I decided to go. Two and a half hours later, I had been through all of the permanent collection and the special exhibits. I found a bench in a private corner (not very crowded on a Friday afternoon in July) and had a little cry for here, all under one roof, was all of the by women I had "discovered" bit by bit during my formative years as an artist in a world dominated by men. These were not discovered by Google or even by Alte Vista--the internet was still a secret information highway then. I (and other women) tracked these artists down like detectives--a little review in a magazine, writing to get on the gallery's mailing list to hear about the next show--waiting for the next show--going to the library to find out about other women making art about things that were important to me and other women I knew--no matter what medium, genre, or style. Cutting images out of art magazines or paying for copies (or sneaking them in the office where I happened to be "temping" that week)and pasting them in notebooks.
Now here they were all in one beautiful space. It was like attending a family reunion after decades of being separated--with the added bonus of meeting some new relatives previously unknown to me.

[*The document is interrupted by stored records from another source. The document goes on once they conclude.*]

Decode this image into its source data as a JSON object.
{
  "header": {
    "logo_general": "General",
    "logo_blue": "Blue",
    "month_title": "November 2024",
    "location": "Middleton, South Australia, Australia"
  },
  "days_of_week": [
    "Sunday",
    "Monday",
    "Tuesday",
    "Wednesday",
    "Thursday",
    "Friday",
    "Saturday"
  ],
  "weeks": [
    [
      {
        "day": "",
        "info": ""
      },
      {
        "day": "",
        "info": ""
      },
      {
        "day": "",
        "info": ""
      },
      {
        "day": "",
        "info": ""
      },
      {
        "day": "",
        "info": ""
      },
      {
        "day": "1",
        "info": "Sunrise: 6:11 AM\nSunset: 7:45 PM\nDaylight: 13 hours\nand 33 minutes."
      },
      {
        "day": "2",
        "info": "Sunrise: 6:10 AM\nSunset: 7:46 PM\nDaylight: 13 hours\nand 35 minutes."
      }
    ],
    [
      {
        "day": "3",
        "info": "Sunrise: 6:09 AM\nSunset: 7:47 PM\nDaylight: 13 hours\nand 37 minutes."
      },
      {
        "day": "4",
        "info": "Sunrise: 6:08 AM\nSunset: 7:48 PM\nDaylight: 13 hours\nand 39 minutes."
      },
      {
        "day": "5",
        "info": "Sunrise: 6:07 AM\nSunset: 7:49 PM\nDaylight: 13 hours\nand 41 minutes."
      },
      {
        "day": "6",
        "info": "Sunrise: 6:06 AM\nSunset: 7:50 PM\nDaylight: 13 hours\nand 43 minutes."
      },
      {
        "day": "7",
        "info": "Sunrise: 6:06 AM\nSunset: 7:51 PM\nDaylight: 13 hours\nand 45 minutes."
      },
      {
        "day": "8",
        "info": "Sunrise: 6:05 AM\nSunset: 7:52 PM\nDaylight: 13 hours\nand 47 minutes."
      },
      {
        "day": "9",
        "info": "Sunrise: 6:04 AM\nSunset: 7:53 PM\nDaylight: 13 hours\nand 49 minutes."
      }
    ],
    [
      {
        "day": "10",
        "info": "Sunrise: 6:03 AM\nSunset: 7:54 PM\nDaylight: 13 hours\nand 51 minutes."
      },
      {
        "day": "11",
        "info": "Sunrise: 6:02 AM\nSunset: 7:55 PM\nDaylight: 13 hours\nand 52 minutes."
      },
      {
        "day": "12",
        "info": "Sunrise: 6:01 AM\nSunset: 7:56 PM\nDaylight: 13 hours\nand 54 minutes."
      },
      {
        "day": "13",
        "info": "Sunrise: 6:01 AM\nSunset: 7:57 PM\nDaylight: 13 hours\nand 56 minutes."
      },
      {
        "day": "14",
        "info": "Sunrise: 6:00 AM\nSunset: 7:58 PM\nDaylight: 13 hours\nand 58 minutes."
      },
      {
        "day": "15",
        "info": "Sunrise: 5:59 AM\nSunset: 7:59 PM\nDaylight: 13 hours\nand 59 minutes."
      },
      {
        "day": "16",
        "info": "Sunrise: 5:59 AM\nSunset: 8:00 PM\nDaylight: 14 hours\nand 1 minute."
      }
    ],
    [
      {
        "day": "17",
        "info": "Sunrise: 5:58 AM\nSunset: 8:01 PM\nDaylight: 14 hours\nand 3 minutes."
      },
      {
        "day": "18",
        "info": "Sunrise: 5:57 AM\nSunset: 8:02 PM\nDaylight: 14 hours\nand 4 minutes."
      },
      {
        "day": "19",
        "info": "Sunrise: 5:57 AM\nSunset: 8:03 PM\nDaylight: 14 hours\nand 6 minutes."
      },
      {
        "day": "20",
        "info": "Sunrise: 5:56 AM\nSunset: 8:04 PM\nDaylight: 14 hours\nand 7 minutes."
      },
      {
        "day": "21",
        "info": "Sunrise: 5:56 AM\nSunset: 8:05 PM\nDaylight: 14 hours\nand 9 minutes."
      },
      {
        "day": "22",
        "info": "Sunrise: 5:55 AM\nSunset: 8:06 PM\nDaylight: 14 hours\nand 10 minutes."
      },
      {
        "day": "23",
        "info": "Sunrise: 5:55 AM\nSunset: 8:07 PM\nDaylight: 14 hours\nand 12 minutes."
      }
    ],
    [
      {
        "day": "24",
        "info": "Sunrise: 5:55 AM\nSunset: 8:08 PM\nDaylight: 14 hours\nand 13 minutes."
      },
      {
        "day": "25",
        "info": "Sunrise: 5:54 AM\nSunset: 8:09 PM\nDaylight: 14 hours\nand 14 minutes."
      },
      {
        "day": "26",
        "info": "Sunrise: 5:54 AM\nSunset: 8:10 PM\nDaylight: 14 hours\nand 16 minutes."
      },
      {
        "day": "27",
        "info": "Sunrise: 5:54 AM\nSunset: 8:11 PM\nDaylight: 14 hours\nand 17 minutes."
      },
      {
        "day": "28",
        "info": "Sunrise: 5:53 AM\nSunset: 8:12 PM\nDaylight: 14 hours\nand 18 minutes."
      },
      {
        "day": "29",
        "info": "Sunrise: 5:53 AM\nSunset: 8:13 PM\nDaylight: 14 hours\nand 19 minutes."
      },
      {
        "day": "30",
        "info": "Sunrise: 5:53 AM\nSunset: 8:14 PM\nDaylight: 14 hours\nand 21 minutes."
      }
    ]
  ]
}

Even if represented by only a single small work--they were there. My heart beat faster when I turned a corner and came face-to-face with the little Eva Hesse study for a sulpture. I nodded in recognition when confronted by a small "flower" painting by Judy Chicago. It was hard to believe that when I was 23, I was in an exhibition at the Brooklyn Museum next to the very first installation of The Dinner Party. Years later, I was introduced to her at a book signing and exhibition at a Chelsea Gallery. I was newly divorced and trying to find a way to keep making art--she wrote a personal encouragement in my book. There were works by Frida Kahlo, Remedios Varo (how frustrated was I when I learned that the musuem had mounted a restrospective of her work that was closed before I learned of it) and women of centuries past--Vigee le Brun, Mary Cassatt.
I was struck dumb by the amazing collaborative installations by Ju Yeon Kim called "The In-Between". I'm sorry, words can't do this piece justice and the museum site has no photos that can even approximate the experience so here is the link. Try to see it. http://www.nmwa.org/exhibition/detail.asp?exhibitid=208
If you are under the age of 50 or so, you may not understand what I mean. When I went to art school (73 - 77) things were different. In the fine art department at Pratt, even though more than half of the class were women, there were no women instructors--with a few notable exceptions like the gifted printmaker and teacher Clare Romano. It was still considered a compliment to be told you paint "like a man". Who was there who thought like us or had the same experiences? The women's movement was happening all around us--but it hadn't hit the art schools yet. The most telling thing is, that I never realized the disparity myself until after I had graduated and came upon Linda Nochlin's telling and provacative essay, "Why Have There Been No Great Female Artists?"
Needless to say, I was glad I braved the heat again and left the hotel that afternoon. I joined the museum on the spot. I was exhausted. When I got back to the hotel, I rifled through all of my things to find something to write down these impressions--nothing. I used those little hotel pads and pens. The next morning I stopped at a CVS and bought a little spiral bound notebook to capture my impressions of the rest of the trip. I needed this trip. I didn't miss my cell phone. And the room service was great. Kudos to the Hilton Garden Inn.